Records excerpted from a collection
• • • •

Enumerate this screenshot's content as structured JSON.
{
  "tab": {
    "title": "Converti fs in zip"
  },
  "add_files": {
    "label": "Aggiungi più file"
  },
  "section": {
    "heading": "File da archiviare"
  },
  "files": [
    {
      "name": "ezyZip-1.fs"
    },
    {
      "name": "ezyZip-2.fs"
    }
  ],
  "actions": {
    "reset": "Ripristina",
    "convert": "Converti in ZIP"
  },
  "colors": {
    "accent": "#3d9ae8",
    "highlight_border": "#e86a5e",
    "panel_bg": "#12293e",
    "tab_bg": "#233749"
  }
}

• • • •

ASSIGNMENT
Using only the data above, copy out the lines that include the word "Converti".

RESPONSE AREA
    "title": "Converti fs in zip"
    "convert": "Converti in ZIP"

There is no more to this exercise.